Below is the intro to the story I’ll be writing for NaNoWriMo.


As I stand here, in the dark humid warmth of this abandoned studio, memories flicker like old photographs superimposed over everything I see. I can feel the softness of the pink couch without touching it, the sharp points of dried paint on dusty palettes, the elastic fabric of the canvasses. It has been five years, though in here, in this anachronistic space, it seems like fifty have passed. Everything is just as familiar and clear to me as it was the last time I stood within its turpentine embrace.
Back then things were different. I wasn’t on the run, the cities hadn’t locked down, and Yelena slept in my arms every night. Life was good. Wine, cigarettes and a warm body pressed against mine were daily pleasures, beautiful delicacies I found I still craved even now. Back then terms like “Carrier”, “Transmissive” and “Infected” meant nothing to me.
It takes me a moment to collect myself enough to take a short, slow stroll around the room. I trail my fingers over surfaces. Dust gathers under my fingertips, light and gritty and fuzzy brown. Touching these things I had missed for so long makes them seem hyper real, as if I am dreaming. Echoes of Yelena’s laughter, of Veronika’s comments in rapid-fire Russian, of our gentle sounds of love and passion fade in and out just beyond my hearing. It is all exactly as I remember it, no less beautiful without their warmth to give it spirit. I want to wrap myself in the silks and fall asleep on the velvet couch. This grubby notepad and my mission can be forgotten, abandoned in favour of temporary sanctuary.
There is no time, I cannot linger here. I must write what I came here to write and be gone. I wish for Yelena’s comfort but she is in quarantine, mind-sick, and I am alone.

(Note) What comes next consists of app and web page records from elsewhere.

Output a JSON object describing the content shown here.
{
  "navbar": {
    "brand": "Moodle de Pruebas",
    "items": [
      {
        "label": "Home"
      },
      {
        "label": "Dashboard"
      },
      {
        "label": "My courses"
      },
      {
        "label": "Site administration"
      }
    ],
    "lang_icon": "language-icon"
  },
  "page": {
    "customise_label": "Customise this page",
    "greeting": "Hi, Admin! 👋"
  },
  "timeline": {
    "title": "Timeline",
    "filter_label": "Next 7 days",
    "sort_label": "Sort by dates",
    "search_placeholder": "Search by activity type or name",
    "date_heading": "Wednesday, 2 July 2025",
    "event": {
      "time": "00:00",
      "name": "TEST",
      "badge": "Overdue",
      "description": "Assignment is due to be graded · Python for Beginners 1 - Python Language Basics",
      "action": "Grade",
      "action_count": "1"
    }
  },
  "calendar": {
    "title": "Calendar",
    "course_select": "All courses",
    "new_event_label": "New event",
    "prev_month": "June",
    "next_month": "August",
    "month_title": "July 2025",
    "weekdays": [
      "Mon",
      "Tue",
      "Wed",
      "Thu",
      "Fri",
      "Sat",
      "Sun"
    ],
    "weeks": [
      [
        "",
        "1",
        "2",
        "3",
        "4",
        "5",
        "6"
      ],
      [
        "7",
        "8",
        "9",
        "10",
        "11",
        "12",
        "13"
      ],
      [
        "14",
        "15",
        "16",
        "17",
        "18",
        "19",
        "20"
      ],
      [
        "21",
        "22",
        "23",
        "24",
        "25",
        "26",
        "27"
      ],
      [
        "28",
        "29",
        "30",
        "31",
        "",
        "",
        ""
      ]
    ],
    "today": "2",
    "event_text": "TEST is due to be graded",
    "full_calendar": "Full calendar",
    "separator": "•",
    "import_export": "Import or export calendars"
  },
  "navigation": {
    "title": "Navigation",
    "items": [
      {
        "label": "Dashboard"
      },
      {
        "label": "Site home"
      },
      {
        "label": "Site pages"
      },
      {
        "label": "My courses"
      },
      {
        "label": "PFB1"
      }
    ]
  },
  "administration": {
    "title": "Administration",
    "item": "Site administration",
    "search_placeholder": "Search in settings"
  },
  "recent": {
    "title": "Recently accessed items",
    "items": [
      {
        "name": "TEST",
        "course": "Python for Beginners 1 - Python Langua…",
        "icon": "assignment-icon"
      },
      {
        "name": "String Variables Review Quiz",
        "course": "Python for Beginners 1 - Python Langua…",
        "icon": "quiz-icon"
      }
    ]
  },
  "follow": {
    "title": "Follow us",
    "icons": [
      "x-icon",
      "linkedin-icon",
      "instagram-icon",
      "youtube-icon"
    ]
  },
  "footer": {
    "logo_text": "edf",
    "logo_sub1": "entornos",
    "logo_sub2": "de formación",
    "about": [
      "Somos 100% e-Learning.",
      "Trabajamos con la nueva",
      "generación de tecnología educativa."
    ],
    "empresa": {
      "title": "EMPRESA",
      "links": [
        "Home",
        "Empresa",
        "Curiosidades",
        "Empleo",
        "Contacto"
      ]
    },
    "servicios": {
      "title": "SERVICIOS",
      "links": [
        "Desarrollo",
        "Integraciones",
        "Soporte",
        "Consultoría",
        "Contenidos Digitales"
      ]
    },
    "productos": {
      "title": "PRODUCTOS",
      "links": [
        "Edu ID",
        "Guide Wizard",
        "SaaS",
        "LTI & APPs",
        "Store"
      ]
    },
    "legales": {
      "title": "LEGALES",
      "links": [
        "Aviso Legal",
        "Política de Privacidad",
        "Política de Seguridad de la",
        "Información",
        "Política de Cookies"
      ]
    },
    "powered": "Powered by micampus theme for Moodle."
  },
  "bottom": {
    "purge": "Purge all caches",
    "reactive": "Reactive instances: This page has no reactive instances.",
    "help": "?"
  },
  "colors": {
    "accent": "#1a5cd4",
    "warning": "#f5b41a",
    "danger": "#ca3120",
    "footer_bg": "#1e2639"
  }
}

I settle on the couch. I light my last cigarette. I try to remember my life before I became Patient Zero.
I stare at the page.
After a moment, I begin to write.